But then I thought, what if the EU referendum had been a second hand bicycle. Imagine.
For sale: second hand bicycle. Two wheels, two pedals, handlebars. All the usual trimmings. Goes really fast. Beautiful vermillion colour. Contoured comfortable saddle. One previous owner, Bradley Wiggins. £100. Can deliver. Must be bought unseen.
So, you buy the bicycle. It sounds ideal, doesn’t it, and you pay your £100 without a second thought and wait eagerly for the bike to land on your doorstep.
When it arrives, it isn’t vermillion red, it’s grey. And scratched. There is only one pedal so your ride will be uncomfortable. The saddle is going to give you a pain in the backside. There is only one wheel although you were promised two. It will wobble and be unsafe. You thought you’d get the bike you were promised. What do you do?
Do you climb astride the bike and say ‘Well, I ordered a bike and it is, certainly, a bike. There were a few misleading details… the wheel, the saddle, the pedal, but that’s only a few details. And I did order the bike.
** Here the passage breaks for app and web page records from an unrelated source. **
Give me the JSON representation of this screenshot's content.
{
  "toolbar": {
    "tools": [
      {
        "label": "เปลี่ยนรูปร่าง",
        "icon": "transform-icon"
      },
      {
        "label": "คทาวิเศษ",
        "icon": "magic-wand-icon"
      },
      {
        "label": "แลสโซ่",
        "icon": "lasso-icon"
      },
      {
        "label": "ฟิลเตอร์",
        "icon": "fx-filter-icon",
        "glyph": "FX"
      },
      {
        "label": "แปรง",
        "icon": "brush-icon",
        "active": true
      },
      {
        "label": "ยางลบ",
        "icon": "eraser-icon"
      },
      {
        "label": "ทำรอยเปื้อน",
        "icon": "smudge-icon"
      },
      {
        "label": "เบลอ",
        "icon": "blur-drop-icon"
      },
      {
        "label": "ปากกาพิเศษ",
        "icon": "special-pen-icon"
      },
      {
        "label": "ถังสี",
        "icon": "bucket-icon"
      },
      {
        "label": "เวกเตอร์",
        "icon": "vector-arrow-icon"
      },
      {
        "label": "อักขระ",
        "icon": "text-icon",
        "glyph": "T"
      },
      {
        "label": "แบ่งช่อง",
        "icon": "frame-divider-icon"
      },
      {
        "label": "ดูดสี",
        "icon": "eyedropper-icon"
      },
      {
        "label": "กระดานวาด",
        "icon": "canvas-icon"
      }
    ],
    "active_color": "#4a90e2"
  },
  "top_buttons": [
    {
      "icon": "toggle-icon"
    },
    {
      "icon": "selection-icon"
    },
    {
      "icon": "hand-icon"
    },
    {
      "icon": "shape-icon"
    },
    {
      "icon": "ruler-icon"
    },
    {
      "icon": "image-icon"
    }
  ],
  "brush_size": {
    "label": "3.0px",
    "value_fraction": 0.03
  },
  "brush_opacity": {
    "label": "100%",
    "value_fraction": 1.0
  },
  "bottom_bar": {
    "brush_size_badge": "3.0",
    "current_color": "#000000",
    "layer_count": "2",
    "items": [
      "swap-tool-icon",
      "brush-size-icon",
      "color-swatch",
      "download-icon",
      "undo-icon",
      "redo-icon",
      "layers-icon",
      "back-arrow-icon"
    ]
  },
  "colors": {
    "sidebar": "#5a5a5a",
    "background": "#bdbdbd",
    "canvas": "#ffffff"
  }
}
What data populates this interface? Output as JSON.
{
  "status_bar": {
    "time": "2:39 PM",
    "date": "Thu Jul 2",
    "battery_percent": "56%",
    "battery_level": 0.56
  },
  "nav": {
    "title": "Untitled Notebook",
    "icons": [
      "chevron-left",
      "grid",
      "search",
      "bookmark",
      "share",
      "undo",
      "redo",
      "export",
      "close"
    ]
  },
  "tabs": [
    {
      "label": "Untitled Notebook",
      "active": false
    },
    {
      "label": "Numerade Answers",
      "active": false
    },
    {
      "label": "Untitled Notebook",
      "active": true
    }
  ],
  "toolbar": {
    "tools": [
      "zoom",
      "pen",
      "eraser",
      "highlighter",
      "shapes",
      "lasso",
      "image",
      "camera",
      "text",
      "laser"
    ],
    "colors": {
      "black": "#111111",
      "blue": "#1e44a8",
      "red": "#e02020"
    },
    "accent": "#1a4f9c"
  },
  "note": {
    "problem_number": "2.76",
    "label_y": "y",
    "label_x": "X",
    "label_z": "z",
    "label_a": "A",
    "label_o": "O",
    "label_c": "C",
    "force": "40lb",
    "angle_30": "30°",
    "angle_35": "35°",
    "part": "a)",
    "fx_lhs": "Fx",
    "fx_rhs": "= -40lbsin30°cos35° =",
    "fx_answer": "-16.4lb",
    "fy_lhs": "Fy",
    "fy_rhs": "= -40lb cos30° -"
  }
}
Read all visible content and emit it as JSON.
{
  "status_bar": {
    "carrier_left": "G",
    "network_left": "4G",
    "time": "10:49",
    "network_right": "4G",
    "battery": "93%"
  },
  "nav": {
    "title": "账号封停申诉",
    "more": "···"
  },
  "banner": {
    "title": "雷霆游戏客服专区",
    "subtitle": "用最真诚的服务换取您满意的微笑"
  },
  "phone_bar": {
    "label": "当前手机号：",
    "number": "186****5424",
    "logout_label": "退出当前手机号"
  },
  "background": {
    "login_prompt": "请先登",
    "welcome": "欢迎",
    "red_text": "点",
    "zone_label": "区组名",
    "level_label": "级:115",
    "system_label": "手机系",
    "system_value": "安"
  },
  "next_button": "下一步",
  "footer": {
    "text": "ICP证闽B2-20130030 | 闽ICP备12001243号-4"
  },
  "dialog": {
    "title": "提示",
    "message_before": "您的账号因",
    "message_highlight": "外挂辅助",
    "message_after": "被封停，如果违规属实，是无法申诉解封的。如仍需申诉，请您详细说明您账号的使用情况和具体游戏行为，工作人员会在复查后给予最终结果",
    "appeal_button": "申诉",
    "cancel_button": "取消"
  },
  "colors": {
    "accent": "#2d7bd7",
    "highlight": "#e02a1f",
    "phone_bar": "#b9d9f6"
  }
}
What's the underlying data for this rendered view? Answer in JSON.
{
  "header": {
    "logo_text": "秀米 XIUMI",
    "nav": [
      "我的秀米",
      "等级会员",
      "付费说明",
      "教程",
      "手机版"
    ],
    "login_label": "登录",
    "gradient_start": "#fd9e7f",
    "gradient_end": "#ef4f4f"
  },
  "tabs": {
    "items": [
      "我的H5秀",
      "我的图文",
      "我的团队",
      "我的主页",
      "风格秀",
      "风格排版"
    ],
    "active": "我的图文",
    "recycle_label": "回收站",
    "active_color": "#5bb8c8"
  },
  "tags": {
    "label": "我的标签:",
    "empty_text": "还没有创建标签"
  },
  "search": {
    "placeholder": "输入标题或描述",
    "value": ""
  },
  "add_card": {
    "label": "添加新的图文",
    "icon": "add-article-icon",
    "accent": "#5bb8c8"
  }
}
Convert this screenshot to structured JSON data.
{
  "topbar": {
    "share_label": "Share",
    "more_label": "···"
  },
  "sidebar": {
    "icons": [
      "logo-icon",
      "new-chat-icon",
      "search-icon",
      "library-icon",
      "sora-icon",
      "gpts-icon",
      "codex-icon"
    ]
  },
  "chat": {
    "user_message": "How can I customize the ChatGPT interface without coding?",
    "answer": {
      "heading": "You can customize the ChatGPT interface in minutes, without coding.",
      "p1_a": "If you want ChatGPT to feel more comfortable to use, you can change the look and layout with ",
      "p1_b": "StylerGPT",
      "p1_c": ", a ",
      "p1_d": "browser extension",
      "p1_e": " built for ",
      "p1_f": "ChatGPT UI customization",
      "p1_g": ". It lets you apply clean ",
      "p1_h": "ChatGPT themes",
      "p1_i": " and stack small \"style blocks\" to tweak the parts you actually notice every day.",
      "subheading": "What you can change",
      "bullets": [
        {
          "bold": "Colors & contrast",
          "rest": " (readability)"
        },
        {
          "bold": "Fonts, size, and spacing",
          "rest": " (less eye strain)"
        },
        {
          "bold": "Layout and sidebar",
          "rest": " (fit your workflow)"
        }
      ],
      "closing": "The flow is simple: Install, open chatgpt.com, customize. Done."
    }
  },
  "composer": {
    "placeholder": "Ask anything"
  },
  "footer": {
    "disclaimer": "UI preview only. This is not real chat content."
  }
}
Bradley Wiggins has never been near it but, hey, I’m not Sir Brad, so I don’t deserve as much in the way of being able to stay upright and the bike hopefully isn’t an accident waiting to happen. Maybe other road users won’t think I’ve been stitched up and settled for a bike which didn’t fulfil it’s promise. I’ll just Keep Calm and Carry On.’
Or would you take the bike back, complain, demand a refund and suggest that the advert lied?
I know Brexit is not a bike. I know Article 50 will be triggered on Wednesday 29th March, and we will make the best of it, as we always do, and maybe there may even be the odd opportunity, or the chance that we may not take a fall at every corner and land flat on our faces.
But how many people who voted Leave now feel they were lied to? The NHS logo on the campaign bus, for example. Millions were promised, an extra £350m a week to be exact, but the next day Nigel Farage claimed it was a ‘mistake.’
Then Tory MEP Daniel Hannan suggested that taking back control of immigration did not necessarily mean cutting it, although taking back control of immigration was the central and pivotal issue throughout the campaign. And despite promises to the contrary, impoverished counties will be much worse off: Cornwall would have made £2.5billion from EU money.
I did not buy the bike. I never believed the £350m promise. I think the majority of immigrants embellish our country, through their payment of taxes, their hard work and diversity. But I am prepared, always, to work alongside a democratic system which is fair, honest and balanced. A vote is a vote, as long as it’s honest and democratic.
But perhaps the bike was always flawed. Perhaps the details were misleading: outright lies, in fact. Perhaps the purchaser now feels duped and misled, even cheated? Perhaps we should complain, send it back and ask for a refund. Perhaps we have been sold a dud? After all, there are Trading Standards which govern such transactions and protect the buyer’s rights.